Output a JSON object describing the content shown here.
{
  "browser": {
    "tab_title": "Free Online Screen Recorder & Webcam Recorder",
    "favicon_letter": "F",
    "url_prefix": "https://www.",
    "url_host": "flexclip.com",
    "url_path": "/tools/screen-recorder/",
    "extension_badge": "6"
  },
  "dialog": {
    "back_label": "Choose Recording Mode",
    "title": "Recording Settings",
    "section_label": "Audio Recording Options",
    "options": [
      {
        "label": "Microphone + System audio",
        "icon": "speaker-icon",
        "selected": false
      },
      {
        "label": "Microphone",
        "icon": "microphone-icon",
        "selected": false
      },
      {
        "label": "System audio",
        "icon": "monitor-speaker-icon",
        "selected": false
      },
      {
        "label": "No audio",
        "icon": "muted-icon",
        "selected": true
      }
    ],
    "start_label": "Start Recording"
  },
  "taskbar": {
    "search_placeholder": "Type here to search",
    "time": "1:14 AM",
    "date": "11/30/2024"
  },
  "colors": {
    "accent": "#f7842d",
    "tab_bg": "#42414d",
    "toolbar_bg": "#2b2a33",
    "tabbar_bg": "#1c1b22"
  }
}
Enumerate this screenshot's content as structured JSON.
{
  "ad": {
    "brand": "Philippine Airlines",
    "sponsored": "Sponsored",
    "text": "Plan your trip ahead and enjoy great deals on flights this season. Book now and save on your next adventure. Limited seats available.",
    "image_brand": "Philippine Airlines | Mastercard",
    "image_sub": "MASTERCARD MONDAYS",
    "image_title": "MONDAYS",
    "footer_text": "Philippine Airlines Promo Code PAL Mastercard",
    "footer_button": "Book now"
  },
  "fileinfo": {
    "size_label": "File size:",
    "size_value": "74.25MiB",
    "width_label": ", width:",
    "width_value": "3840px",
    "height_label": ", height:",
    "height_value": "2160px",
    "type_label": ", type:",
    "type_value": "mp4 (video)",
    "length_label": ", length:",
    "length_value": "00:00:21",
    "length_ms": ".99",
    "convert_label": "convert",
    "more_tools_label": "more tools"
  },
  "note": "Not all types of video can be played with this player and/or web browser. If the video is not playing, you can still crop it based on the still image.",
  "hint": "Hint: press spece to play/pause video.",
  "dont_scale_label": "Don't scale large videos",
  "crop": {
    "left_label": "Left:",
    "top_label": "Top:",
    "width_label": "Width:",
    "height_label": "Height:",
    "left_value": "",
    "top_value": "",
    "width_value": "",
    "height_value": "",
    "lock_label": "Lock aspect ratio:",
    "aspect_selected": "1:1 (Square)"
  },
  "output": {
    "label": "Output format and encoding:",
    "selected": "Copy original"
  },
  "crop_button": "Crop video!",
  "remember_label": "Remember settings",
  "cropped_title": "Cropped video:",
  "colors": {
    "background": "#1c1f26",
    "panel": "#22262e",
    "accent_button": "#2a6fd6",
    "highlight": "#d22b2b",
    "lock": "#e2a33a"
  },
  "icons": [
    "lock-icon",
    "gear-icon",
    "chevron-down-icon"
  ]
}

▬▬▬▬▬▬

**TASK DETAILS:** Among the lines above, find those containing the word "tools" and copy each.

**OUTPUT FOR THIS EXERCISE:**
    "url_path": "/tools/screen-recorder/",
    "more_tools_label": "more tools"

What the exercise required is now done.